We glibly talk about how the cycle of life brings us back to a childlike existence once we reach our dotage, but I had this brought home to me last week, through a very specific example.
I was on the phone to my elderly mother, and once we’d made arrangements to meet for lunch, she said, “Well, at least that’ll give me something to do.”
I asked her if she often found herself with nothing to do, or at a loose end, and she told me that these days she regularly got really bored.
She’s always been a woman with many interests, but recently they seem to have lost some of their thrall for her. I was reminded of nothing so much as a child (me perhaps) in the summer holidays, complaining of being bored and having it pointed out (by her perhaps) that there were plenty of toys and games around for stimulation and amusement, not to mentioned the great outdoors, which should be full of wonder and interest to any enquiring mind with time on their hands.
Oh the irony.
Then I recalled that at our shared lunches, she often failed to finish her main meal, but could always find room to squeeze in a portion of sticky toffee pudding. Another behaviour I recognised from childhood; the reasoning that somehow sweets go to a different part of your tummy.
Could it be that these two sections of our communities could help each other out here? If we have small children and elderly citizens complaining of being bored, wanting some stimulus from another human - wanting someone to play with - could we not put them together?

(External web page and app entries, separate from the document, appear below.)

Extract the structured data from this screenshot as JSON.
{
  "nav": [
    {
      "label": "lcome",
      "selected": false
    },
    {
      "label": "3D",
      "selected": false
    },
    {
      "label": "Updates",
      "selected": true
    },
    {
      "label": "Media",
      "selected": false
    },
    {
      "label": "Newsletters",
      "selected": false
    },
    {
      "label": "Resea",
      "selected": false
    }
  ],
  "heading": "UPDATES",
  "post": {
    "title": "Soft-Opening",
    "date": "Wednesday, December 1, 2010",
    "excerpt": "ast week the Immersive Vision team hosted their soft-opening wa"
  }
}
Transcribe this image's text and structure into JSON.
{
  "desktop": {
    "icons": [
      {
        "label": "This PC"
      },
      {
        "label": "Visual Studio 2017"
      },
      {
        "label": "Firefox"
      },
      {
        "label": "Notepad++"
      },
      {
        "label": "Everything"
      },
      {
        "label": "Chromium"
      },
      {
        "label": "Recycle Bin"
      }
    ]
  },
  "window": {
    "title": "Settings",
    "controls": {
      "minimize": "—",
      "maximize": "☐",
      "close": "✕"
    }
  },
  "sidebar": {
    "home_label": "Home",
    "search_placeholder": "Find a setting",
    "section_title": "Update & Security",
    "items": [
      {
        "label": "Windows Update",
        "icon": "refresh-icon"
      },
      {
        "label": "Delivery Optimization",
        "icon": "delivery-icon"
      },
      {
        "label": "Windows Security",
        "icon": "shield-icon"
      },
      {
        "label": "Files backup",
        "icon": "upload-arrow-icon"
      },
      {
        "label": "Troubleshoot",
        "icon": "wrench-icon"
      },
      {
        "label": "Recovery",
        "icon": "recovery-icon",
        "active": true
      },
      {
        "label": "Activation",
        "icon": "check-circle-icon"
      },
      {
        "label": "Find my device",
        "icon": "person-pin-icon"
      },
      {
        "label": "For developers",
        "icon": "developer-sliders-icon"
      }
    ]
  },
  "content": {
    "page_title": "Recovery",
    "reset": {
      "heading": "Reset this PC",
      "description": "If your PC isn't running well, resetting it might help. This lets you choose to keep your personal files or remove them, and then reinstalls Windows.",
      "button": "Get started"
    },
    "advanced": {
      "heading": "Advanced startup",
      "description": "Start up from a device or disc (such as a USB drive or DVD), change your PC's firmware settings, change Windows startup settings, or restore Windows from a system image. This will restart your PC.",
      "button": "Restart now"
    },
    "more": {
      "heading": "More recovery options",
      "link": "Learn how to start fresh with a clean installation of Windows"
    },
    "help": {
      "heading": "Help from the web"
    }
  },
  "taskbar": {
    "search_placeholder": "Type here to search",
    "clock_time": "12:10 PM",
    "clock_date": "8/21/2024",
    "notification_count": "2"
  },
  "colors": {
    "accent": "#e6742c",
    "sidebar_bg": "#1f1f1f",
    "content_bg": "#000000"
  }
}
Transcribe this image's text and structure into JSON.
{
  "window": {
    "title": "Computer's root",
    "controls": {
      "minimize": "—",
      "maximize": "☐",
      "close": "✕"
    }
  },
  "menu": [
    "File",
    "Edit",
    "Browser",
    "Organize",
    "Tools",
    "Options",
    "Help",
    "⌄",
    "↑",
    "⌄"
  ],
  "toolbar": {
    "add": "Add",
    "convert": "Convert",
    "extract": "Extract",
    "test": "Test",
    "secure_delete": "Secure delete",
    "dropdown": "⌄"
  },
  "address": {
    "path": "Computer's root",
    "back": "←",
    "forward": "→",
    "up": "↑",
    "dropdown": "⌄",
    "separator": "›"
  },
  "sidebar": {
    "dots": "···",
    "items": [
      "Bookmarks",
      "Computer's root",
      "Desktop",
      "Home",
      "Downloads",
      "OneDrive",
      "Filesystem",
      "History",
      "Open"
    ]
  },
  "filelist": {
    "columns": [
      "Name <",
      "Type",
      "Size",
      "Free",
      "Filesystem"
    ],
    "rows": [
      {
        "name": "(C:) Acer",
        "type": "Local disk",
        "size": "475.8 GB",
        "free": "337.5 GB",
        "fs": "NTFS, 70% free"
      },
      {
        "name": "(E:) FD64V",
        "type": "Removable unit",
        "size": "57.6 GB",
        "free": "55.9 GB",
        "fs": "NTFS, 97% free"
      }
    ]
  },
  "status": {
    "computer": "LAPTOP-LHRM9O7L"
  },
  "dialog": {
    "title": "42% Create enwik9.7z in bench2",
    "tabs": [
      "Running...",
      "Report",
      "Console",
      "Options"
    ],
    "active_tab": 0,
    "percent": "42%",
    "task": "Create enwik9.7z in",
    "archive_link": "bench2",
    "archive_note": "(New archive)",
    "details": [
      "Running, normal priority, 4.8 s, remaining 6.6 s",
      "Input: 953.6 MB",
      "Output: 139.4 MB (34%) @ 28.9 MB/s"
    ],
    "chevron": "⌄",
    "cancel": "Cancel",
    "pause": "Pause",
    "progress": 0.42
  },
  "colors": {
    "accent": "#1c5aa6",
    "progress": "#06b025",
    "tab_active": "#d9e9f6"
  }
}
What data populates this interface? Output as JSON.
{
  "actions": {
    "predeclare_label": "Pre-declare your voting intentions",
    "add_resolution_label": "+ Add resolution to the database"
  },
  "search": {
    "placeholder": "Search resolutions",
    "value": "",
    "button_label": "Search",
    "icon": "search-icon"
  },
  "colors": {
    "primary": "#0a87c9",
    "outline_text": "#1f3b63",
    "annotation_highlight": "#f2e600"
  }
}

There have been experiments along these lines in the UK, and, more prolifically, in the USA. The positive impact on the residents of old people’s homes who have had pre-schoolers regularly visit has been shown beyond argument, but what about the children? The experience encompasses a great deal of learning for them, particularly in what we would normally refer to as PHSE, but over and above that, it’s the growth in confidence that is most striking.
I think it’s to do with the children feeling useful, knowing they have a role to play in both encouraging and physically aiding the old folk to take part in activities. They empirically understand the challenges of old age, they are dealing with some of the same issues of powerlessness themselves. They develop a sense of responsibility towards the elderly people with whom they are interacting, and have many and varied of their own needs met in return.
In times gone by, as we tended to live in larger groups of extended families, young children would have benefitted from spending time with older generations on a daily basis. These days, it’s up to us to ensure that we don’t lose the value of this interaction for those at both extremes of age within our community. So why not make the effort to bridge that generational gap and rescue both sides from their boredom?